Flashcards in Why am I Yellow? Deck (24)
What is the basic metabolism of bilirubin in the liver?
import across basolateral membrane, conjugation, secretion across apical membrane
What are the basic mechanisms behind unconjugated hyperbilirubinemia?
increased input (hemolysis) or decreased output into bile (conjugation defect)
What are the basic mechanisms behind unconjugated + conjugated hyperbilirubinemia?
normal input and decreased output (transporter/excretion defect) or increased back flux of bilirubin
What is the pre-hepatic mechanism of isolated hyperbilirubinemia?
normal reserve capacity of liver for bilirubin is 7-fold
unconjugated increases and conjugated does not
isolated if no associated liver disease
What is the hepatic mechanism of hepatic hyperbilirubinemia?
no associated liver or biliary disease
decreased hepatic conjugation
mild genetic defects (gilberts) are common

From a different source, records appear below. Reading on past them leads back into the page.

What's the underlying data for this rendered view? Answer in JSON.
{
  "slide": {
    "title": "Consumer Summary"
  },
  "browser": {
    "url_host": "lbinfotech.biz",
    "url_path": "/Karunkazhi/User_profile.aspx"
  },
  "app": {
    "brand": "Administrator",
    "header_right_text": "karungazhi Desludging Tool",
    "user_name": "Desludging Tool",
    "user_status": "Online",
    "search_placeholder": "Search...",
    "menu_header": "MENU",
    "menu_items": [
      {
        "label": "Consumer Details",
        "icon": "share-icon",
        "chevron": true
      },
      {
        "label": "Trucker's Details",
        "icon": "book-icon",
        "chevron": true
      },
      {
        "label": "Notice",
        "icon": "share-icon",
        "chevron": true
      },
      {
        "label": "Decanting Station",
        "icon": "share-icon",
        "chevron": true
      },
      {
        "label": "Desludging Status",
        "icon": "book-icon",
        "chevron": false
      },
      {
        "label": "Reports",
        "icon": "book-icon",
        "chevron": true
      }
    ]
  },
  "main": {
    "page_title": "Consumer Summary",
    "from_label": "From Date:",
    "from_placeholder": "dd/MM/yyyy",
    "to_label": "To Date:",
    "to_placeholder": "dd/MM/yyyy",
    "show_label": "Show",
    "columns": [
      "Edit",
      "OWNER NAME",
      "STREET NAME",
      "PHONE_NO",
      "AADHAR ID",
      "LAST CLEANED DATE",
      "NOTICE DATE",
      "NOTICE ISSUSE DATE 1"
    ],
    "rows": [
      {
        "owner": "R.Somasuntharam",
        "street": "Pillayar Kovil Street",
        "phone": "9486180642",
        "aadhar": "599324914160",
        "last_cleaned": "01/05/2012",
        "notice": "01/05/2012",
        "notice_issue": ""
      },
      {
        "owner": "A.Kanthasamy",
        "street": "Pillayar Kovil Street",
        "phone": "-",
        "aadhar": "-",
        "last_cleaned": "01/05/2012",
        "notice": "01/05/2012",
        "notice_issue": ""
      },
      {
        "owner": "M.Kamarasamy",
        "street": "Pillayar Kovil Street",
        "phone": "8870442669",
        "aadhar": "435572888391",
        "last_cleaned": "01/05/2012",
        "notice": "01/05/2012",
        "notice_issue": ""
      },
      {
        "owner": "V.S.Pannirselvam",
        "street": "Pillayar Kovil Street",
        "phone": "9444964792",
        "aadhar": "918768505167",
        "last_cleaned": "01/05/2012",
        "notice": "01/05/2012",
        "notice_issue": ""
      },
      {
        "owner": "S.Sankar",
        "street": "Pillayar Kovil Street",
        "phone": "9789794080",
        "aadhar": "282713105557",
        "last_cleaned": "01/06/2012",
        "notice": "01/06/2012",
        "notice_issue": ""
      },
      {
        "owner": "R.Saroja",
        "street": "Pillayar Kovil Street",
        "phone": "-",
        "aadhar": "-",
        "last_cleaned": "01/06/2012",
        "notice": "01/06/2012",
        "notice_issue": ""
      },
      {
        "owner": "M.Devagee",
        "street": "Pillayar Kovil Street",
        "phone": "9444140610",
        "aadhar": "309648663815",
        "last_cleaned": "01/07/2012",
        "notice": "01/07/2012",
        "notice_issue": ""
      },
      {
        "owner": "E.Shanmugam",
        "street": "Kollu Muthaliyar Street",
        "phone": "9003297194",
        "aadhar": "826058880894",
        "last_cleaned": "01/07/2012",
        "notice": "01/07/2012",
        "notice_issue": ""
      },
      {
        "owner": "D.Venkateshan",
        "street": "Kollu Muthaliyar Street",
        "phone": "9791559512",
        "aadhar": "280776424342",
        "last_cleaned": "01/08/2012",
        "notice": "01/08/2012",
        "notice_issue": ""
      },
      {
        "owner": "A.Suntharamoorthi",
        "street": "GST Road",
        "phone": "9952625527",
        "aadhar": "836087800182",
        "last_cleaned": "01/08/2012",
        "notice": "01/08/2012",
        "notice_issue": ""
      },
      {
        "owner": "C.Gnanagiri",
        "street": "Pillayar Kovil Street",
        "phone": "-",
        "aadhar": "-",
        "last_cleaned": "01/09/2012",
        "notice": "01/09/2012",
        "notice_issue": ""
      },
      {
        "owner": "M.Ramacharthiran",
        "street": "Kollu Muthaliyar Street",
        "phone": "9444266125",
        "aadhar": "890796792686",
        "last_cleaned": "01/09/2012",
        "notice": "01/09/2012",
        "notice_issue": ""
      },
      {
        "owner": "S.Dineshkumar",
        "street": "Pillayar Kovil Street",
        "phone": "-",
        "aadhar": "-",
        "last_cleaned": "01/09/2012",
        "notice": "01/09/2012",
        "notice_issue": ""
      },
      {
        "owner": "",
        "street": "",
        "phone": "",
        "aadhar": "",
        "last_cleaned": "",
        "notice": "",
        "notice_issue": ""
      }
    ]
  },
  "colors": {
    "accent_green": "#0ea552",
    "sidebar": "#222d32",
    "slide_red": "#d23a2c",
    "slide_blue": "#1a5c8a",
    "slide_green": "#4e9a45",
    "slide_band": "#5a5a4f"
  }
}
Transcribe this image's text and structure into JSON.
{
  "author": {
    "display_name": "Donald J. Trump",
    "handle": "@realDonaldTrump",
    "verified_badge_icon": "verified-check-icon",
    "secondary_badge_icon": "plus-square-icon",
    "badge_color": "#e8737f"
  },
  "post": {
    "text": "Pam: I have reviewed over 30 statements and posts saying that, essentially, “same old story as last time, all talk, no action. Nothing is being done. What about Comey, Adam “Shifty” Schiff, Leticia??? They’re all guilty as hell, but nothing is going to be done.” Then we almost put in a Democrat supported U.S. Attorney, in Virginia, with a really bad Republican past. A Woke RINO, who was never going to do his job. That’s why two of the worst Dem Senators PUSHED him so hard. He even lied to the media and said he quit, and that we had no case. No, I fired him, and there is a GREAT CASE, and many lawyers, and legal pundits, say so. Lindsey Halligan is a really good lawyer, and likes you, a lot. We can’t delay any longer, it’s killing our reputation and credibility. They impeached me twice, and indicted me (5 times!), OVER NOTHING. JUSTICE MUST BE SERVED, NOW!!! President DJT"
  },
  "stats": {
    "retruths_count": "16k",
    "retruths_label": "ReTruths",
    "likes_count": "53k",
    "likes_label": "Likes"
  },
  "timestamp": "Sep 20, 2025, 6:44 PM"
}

What are more severe conditions associated with hepatic isolated hyperbilirubinemia?
excretion defects (Crigler Najjar and Dubin-Johnson) - rare
What happens in sepsis that causes hyperbilirubinemia?
cytokines alter expression of organic anion transporters for conjugated bilirubin - increase in conjugated transported into circulation with little or no liver inflammation
What tests can help determine if hyperbilirubinemia is unconjugated or mixed?
bilirubin in urine - positive if conjugated elevated and kidney function normal
What is the treatment for isolated hyperbilirubinemia?
UV light for newborns
transplant for rare patient with severe conjugation defect
How can Gilbert's be recognized?
serum bilirubin <3-5 mg/dL, increases with fasting and stress
What are some exogenous agents causing hepatocyte injury and which have highest aminotransferases (>500)?
viruses*, bacteria, protozoa, helminths
*prescription and non-Rx remedies
metals (iron and copper)
What are some endogenous agents causing hepatocyte injury and which have the highest aminotransferases (>500)?
bile and *biliary obstruction
abnormal misfolded proteins
*Host T lymphocytes
How do the measured enzymes differ between necrosis and apoptosis?
aminotransferases raised preferentially in apoptosis
all enzymes released in necrosis
What signs and symptoms suggest ischemia induced hepatitis?
dyspnea, edema, cocaine use, summer
heart failure, hypotension, hyperthermia
What signs and symptoms suggest obstruction induced hepatitis?
RUQ pain and tenderness
When is LD elevated in hepatitis?
elevated when necrosis from ischemia, choledocholithiasis, or acetaminophen toxicity
only modestly elevated in acute viral or autoimmune hepatitis
What is the relationship between jaundice and cholestasis?
usually occur together but can have one w/o other
only cholestasis if obstruction not complete or only affects part of liver
Which enzymes specifically indicate jaundice vs. cholestasis?
elevated bilirubin vs. elevated alk phos
What signs and symptoms suggest cholestasis?
steatorrhea (foul smelling, bulky stools)
night blindness, easy bleeding (fat soluble vitamin deficiency)
increased serum bile acids and lipids (lipoprotein x)
What is the mechanism and examples of intra-cellular disorders leading to cholestasis?
interference with secretion of bile contents into cannaliculus
drugs and hormones
What is the mechanism and examples of intra-hepatic disorders leading to cholestasis?
obstruction to bile flow by portal infiltration - fibrosis
destruction of bile ducts - PBC (primary biliary cirrhosis), sarcoid granuloma
What is the mechanism and examples of extra-hepatic disorders leading to cholestasis?
mechanical obstruction to bile flow
benign stricture, tumors
What imaging studies are indicated with cholestasis?
precise nature might need cholangiography, ERCP or MRC
extra hepatic causes excluded - biopsy